        concat(json_extract(info, "$.audit_record.user"),"@",json_extract(info, "$")," - ",json_extract(info, "$.audit_record.timestamp")) AS name
        info->>'$' = 'Connect'
        AND info->>'$.audit_record.status' != '0'
        AND DATE(info->>'$.audit_record.timestamp') > DATE(DATE_SUB(NOW(), INTERVAL 24 HOUR))

Finally, we can write a custom check.

STT Custom Checks

Now I need to level with you, this part isn’t quite ready for public consumption yet as the PMM development team is still finalizing how end-users will be able to create their own checks, but this is meant to show you what will be possible and get you thinking of how YOU can create your own checks to ensure your company isn’t featured on the front page of “I Didn’t Take Security Seriously Weekly.”

For writing custom checks, when using docker as the PMM Server deploy method, one needs to login to the pmm-server container and edit the custom checks file. 

With the help from the VP of Engineering – Platform, Steve Hoffman, who wrote the actual check code, we ended up with the following lines of code:

- version: 1
  name: mysql_failed_login
  query: json_extract(info, '$.audit_record.user') as name, json_extract(info, "$") as host, json_extract(info, "$.audit_record.timestamp") as timestamp from percona.audit_data where info->>'$' = 'Connect' and info->>'$.audit_record.status' != '0' and DATE(info->>'$.audit_record.timestamp') > DATE(DATE_SUB(NOW(), INTERVAL 24 HOUR)) order by id desc 
  script: |
    def check(rows):
        This check returns a warning of a failed login attempt.
        results = []
        for row in rows:
            results.append("{}@{} - {}".format(row.get("name"), row.get("host"), row.get("timestamp")))
        count = len(results)
        if count:
            desc = "1 user"
            if count > 1:
                desc = "{} users".format(count)
            return [{
                "summary": "Trivial - Failed Login Detected",
                "description": "{} - {}".format(desc, results),
                "severity": "notice",
                "labels": {
                    "count": str(count),
        return []

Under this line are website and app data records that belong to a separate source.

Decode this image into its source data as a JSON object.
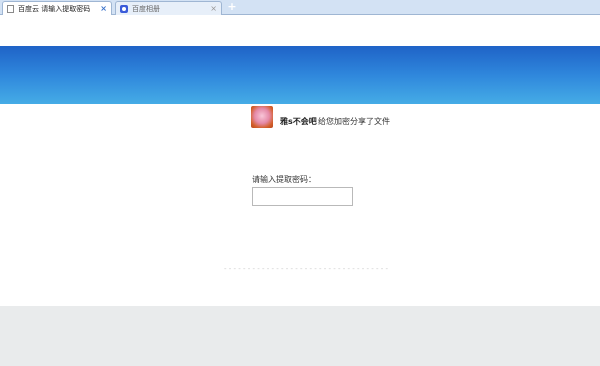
{
  "tabs": [
    {
      "label": "百度云 请输入提取密码",
      "icon": "page-icon",
      "active": true
    },
    {
      "label": "百度相册",
      "icon": "baidu-paw-icon",
      "active": false
    }
  ],
  "tab_close_glyph": "×",
  "new_tab_glyph": "+",
  "share": {
    "username": "雅s不会吧",
    "message": "给您加密分享了文件"
  },
  "password": {
    "label": "请输入提取密码：",
    "value": ""
  },
  "colors": {
    "banner_top": "#1f63c7",
    "banner_bottom": "#45ace6",
    "footer_bg": "#e9ebec"
  }
}
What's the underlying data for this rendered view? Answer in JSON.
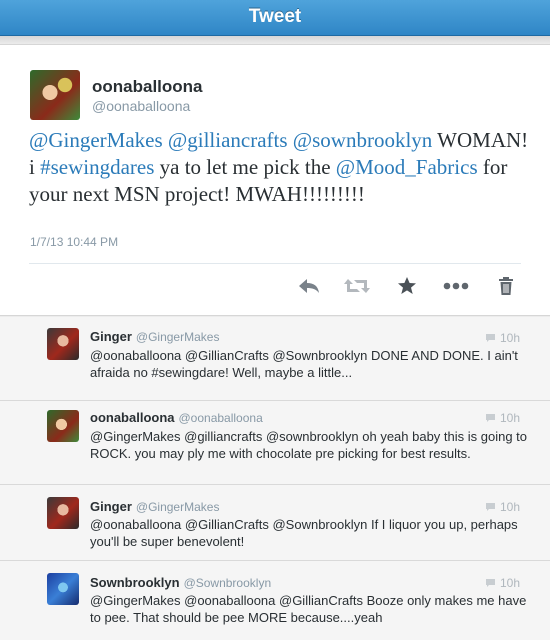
{
  "title": "Tweet",
  "tweet": {
    "author_name": "oonaballoona",
    "author_handle": "@oonaballoona",
    "text_parts": [
      {
        "t": "@GingerMakes",
        "link": true
      },
      {
        "t": " ",
        "link": false
      },
      {
        "t": "@gilliancrafts",
        "link": true
      },
      {
        "t": " ",
        "link": false
      },
      {
        "t": "@sownbrooklyn",
        "link": true
      },
      {
        "t": " WOMAN! i ",
        "link": false
      },
      {
        "t": "#sewingdares",
        "link": true
      },
      {
        "t": " ya to let me pick the ",
        "link": false
      },
      {
        "t": "@Mood_Fabrics",
        "link": true
      },
      {
        "t": " for your next MSN project! MWAH!!!!!!!!!",
        "link": false
      }
    ],
    "timestamp": "1/7/13 10:44 PM"
  },
  "actions": [
    "reply-icon",
    "retweet-icon",
    "favorite-icon",
    "more-icon",
    "delete-icon"
  ],
  "replies": [
    {
      "name": "Ginger",
      "handle": "@GingerMakes",
      "time": "10h",
      "avatar": "ginger",
      "text": "@oonaballoona @GillianCrafts @Sownbrooklyn DONE AND DONE.  I ain't afraida no #sewingdare!  Well, maybe a little..."
    },
    {
      "name": "oonaballoona",
      "handle": "@oonaballoona",
      "time": "10h",
      "avatar": "oona",
      "text": "@GingerMakes @gilliancrafts @sownbrooklyn oh yeah baby this is going to ROCK. you may ply me with chocolate pre picking for best results."
    },
    {
      "name": "Ginger",
      "handle": "@GingerMakes",
      "time": "10h",
      "avatar": "ginger",
      "text": "@oonaballoona @GillianCrafts @Sownbrooklyn If I liquor you up, perhaps you'll be super benevolent!"
    },
    {
      "name": "Sownbrooklyn",
      "handle": "@Sownbrooklyn",
      "time": "10h",
      "avatar": "sown",
      "text": "@GingerMakes @oonaballoona @GillianCrafts Booze only makes me have to pee. That should be pee MORE because....yeah"
    }
  ],
  "colors": {
    "header": "#2f86c6",
    "link": "#2b7bb9",
    "muted": "#8899a6"
  }
}
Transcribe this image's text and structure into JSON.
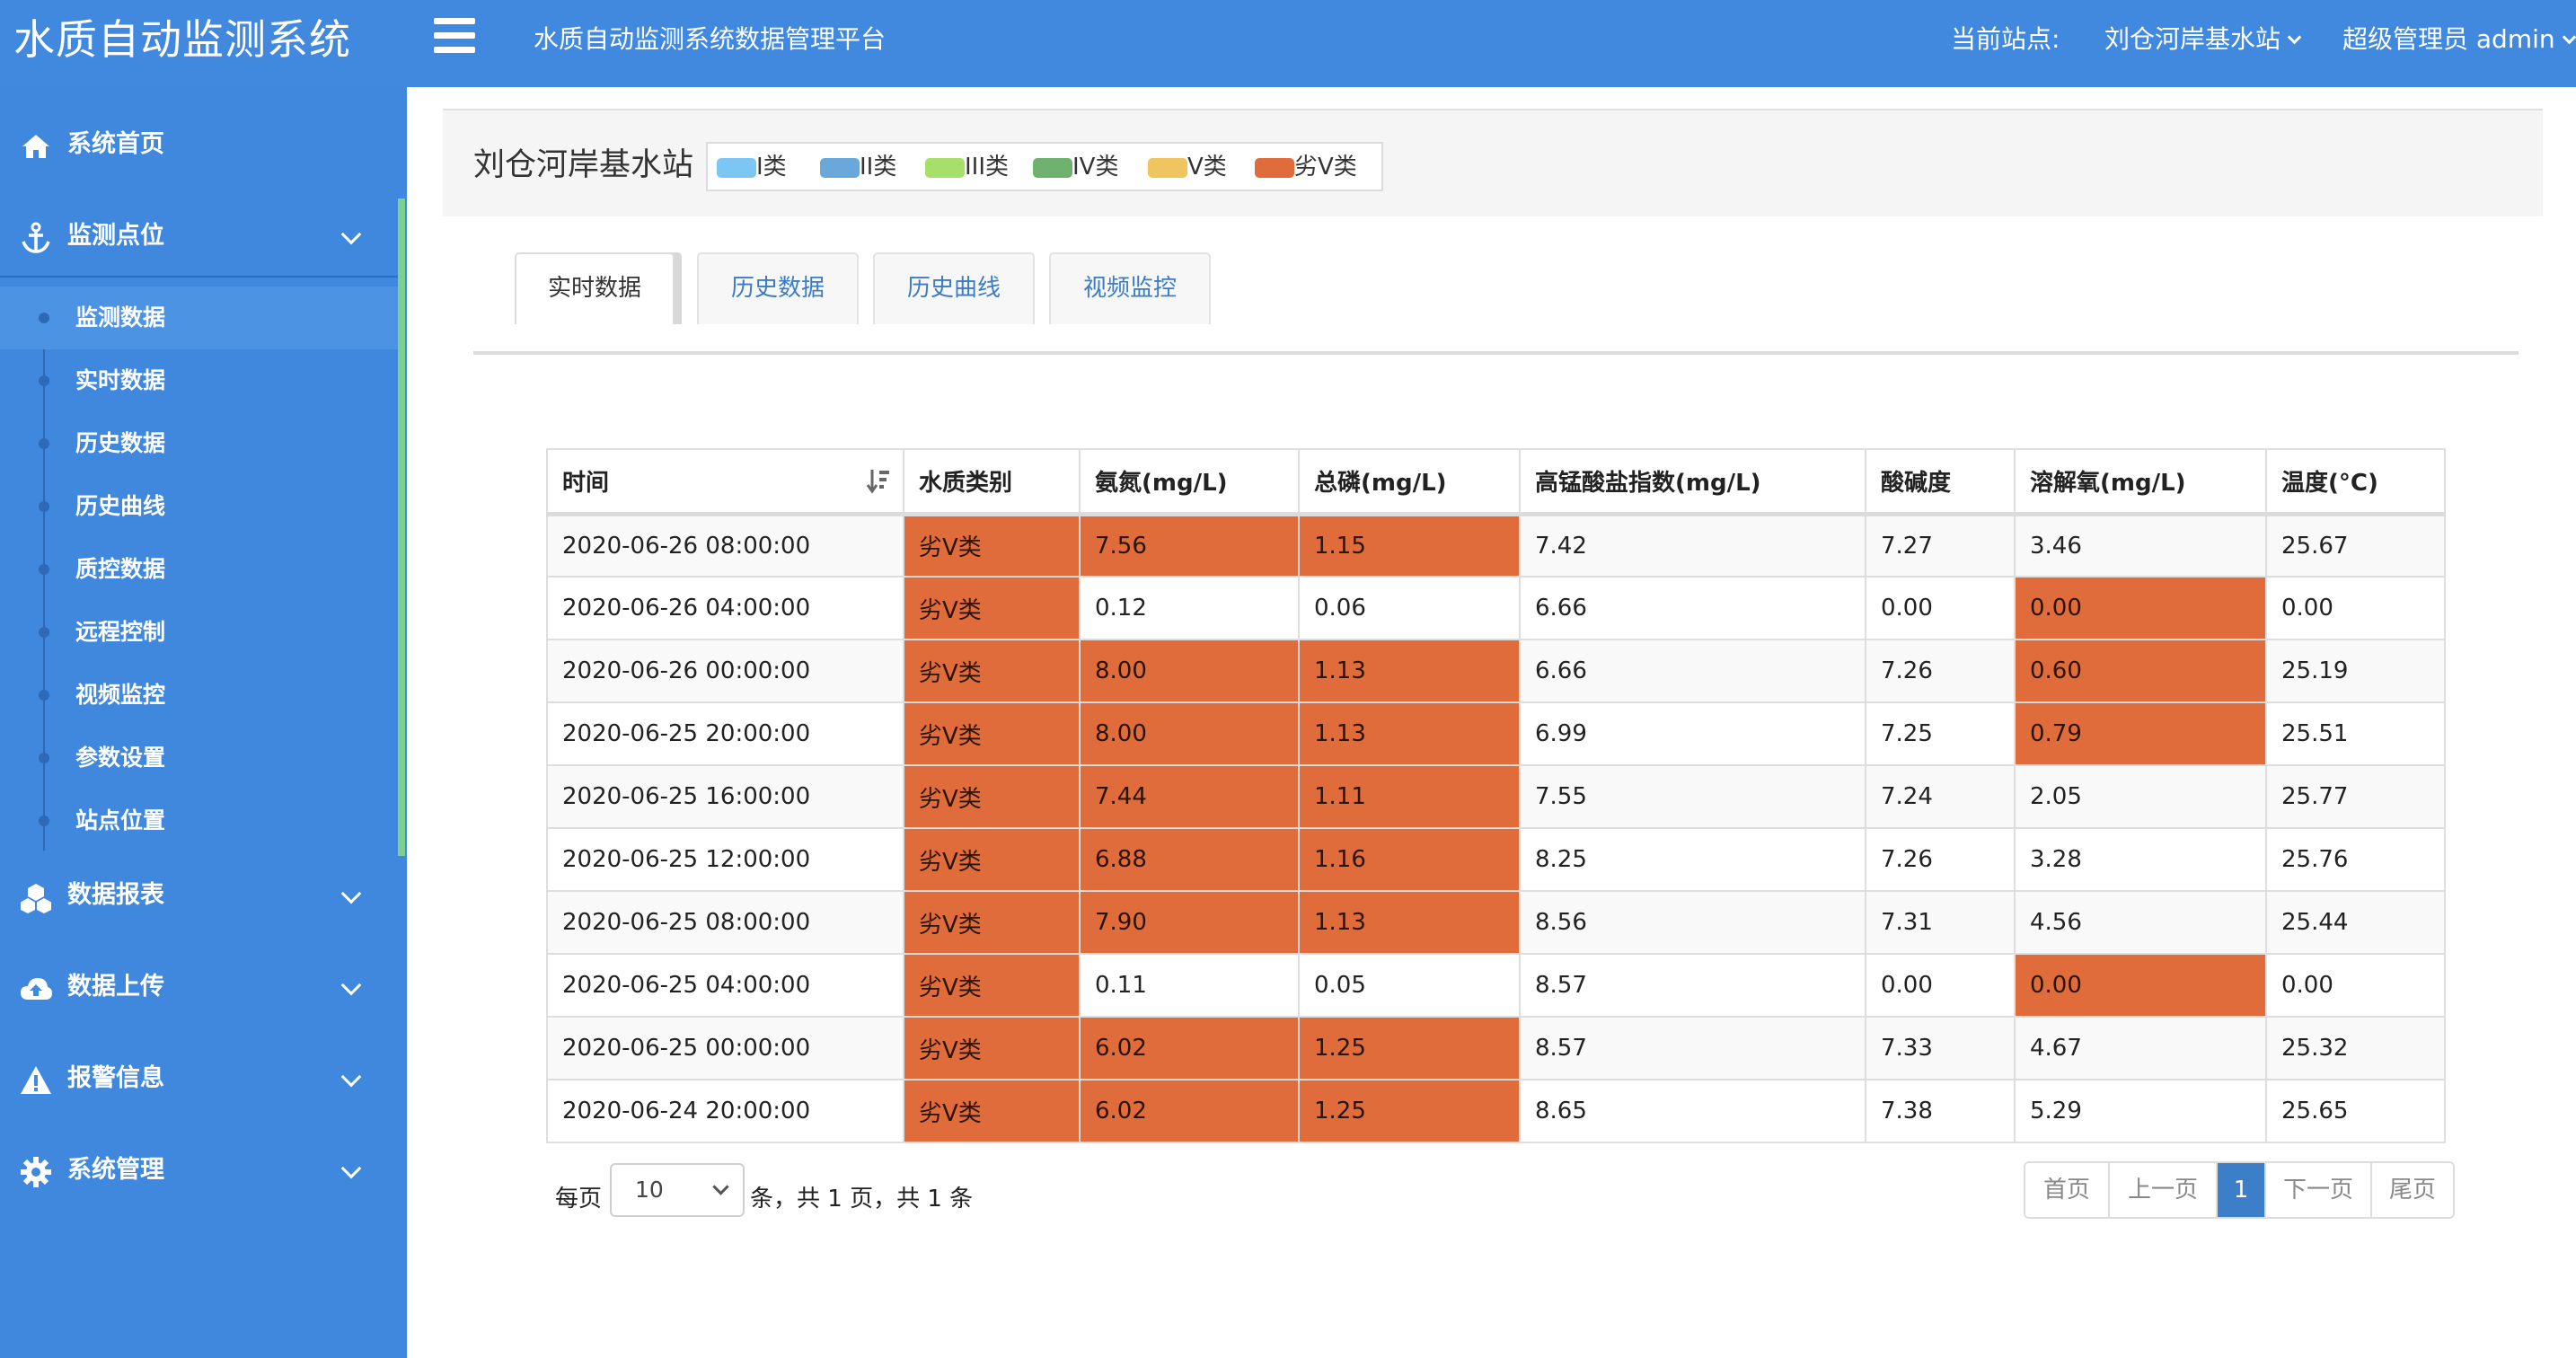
{
  "app": {
    "brand": "水质自动监测系统",
    "platform": "水质自动监测系统数据管理平台",
    "current_site_label": "当前站点:",
    "current_site": "刘仓河岸基水站",
    "user": "超级管理员 admin"
  },
  "sidebar": {
    "menu": [
      {
        "label": "系统首页",
        "icon": "home-icon"
      },
      {
        "label": "监测点位",
        "icon": "anchor-icon"
      },
      {
        "label": "数据报表",
        "icon": "cubes-icon"
      },
      {
        "label": "数据上传",
        "icon": "cloud-upload-icon"
      },
      {
        "label": "报警信息",
        "icon": "warning-icon"
      },
      {
        "label": "系统管理",
        "icon": "gear-icon"
      }
    ],
    "sub_items": [
      "监测数据",
      "实时数据",
      "历史数据",
      "历史曲线",
      "质控数据",
      "远程控制",
      "视频监控",
      "参数设置",
      "站点位置"
    ],
    "active_sub": "监测数据"
  },
  "station": {
    "title": "刘仓河岸基水站",
    "legend": [
      {
        "label": "I类",
        "color": "#7cc6f3"
      },
      {
        "label": "II类",
        "color": "#6aa8dc"
      },
      {
        "label": "III类",
        "color": "#a6e06a"
      },
      {
        "label": "IV类",
        "color": "#6fb26f"
      },
      {
        "label": "V类",
        "color": "#f0c560"
      },
      {
        "label": "劣V类",
        "color": "#e06c3c"
      }
    ]
  },
  "tabs": [
    "实时数据",
    "历史数据",
    "历史曲线",
    "视频监控"
  ],
  "active_tab": "实时数据",
  "table": {
    "headers": [
      "时间",
      "水质类别",
      "氨氮(mg/L)",
      "总磷(mg/L)",
      "高锰酸盐指数(mg/L)",
      "酸碱度",
      "溶解氧(mg/L)",
      "温度(°C)"
    ],
    "highlight_color": "#e06c3c",
    "rows": [
      {
        "cells": [
          "2020-06-26 08:00:00",
          "劣V类",
          "7.56",
          "1.15",
          "7.42",
          "7.27",
          "3.46",
          "25.67"
        ],
        "hl": [
          1,
          2,
          3
        ]
      },
      {
        "cells": [
          "2020-06-26 04:00:00",
          "劣V类",
          "0.12",
          "0.06",
          "6.66",
          "0.00",
          "0.00",
          "0.00"
        ],
        "hl": [
          1,
          6
        ]
      },
      {
        "cells": [
          "2020-06-26 00:00:00",
          "劣V类",
          "8.00",
          "1.13",
          "6.66",
          "7.26",
          "0.60",
          "25.19"
        ],
        "hl": [
          1,
          2,
          3,
          6
        ]
      },
      {
        "cells": [
          "2020-06-25 20:00:00",
          "劣V类",
          "8.00",
          "1.13",
          "6.99",
          "7.25",
          "0.79",
          "25.51"
        ],
        "hl": [
          1,
          2,
          3,
          6
        ]
      },
      {
        "cells": [
          "2020-06-25 16:00:00",
          "劣V类",
          "7.44",
          "1.11",
          "7.55",
          "7.24",
          "2.05",
          "25.77"
        ],
        "hl": [
          1,
          2,
          3
        ]
      },
      {
        "cells": [
          "2020-06-25 12:00:00",
          "劣V类",
          "6.88",
          "1.16",
          "8.25",
          "7.26",
          "3.28",
          "25.76"
        ],
        "hl": [
          1,
          2,
          3
        ]
      },
      {
        "cells": [
          "2020-06-25 08:00:00",
          "劣V类",
          "7.90",
          "1.13",
          "8.56",
          "7.31",
          "4.56",
          "25.44"
        ],
        "hl": [
          1,
          2,
          3
        ]
      },
      {
        "cells": [
          "2020-06-25 04:00:00",
          "劣V类",
          "0.11",
          "0.05",
          "8.57",
          "0.00",
          "0.00",
          "0.00"
        ],
        "hl": [
          1,
          6
        ]
      },
      {
        "cells": [
          "2020-06-25 00:00:00",
          "劣V类",
          "6.02",
          "1.25",
          "8.57",
          "7.33",
          "4.67",
          "25.32"
        ],
        "hl": [
          1,
          2,
          3
        ]
      },
      {
        "cells": [
          "2020-06-24 20:00:00",
          "劣V类",
          "6.02",
          "1.25",
          "8.65",
          "7.38",
          "5.29",
          "25.65"
        ],
        "hl": [
          1,
          2,
          3
        ]
      }
    ]
  },
  "pagination": {
    "per_page_label": "每页",
    "per_page_value": "10",
    "summary": "条，共 1 页，共 1 条",
    "buttons": [
      "首页",
      "上一页",
      "1",
      "下一页",
      "尾页"
    ],
    "current_page": "1"
  }
}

We are ready to test the check and, in the next release of PMM, you’ll be able to click a button on the Check Results page to run the checks immediately.


Let’s deliberately execute some fail to connect attempts:

[root@ip-192-168-1-200 ~]# mysql -uiexists
ERROR 1045 (28000): Access denied for user 'iexists'@'localhost' (using password: YES)
[root@ip-192-168-1-200 ~]# mysql -uroot -pbadpass
mysql: [Warning] Using a password on the command line interface can be insecure.
ERROR 1045 (28000): Access denied for user 'root'@'localhost' (using password: YES)
[root@ip-192-168-1-200 ~]# mysql -uroot -p
Enter password:
ERROR 1045 (28000): Access denied for user 'root'@'localhost' (using password: NO)

We have a user that doesn’t exist, a user that exists with a wrong password, and a user that exists with an empty password. All three failed. And the audit log recorded those actions, and through the streaming process, ended up in the mysql table:

mysql> select concat(json_extract(info, "$.audit_record.user"),"@",json_extract(info, "$")," - ",json_extract(info, "$.audit_record.timestamp")) as name from audit_data where info->>'$' = 'Connect' and info->>'$.audit_record.status' != '0' and DATE(info->>'$.audit_record.timestamp') > DATE(DATE_SUB(NOW(), INTERVAL 24 HOUR)) order by id desc\G
*************************** 1. row ***************************
name: "root"@"localhost" - "2020-07-17T02:55:56 UTC"
*************************** 2. row ***************************
name: "root"@"localhost" - "2020-07-17T02:55:45 UTC"
*************************** 3. row ***************************
name: "iexists"@"localhost" - "2020-07-17T02:55:34 UTC"
3 rows in set, 6 warnings (0.00 sec)

Great! Streaming works, the query works, but did the STT check work? To find out, check the dashboard and yes, you will see that the check worked:

A failed database check informing that three failed login attempts were recorded in the last 24 hours. Works!

In Conclusion

The Security Threat Tool, like everything else in PMM, is highly flexible and can be completely customized. By integrating the tool with other available security measures, you take control of an incredibly powerful security solution. Download Percona Monitoring and Management for free today!

by Daniel Guzmán Burgos via Percona Database Performance Blog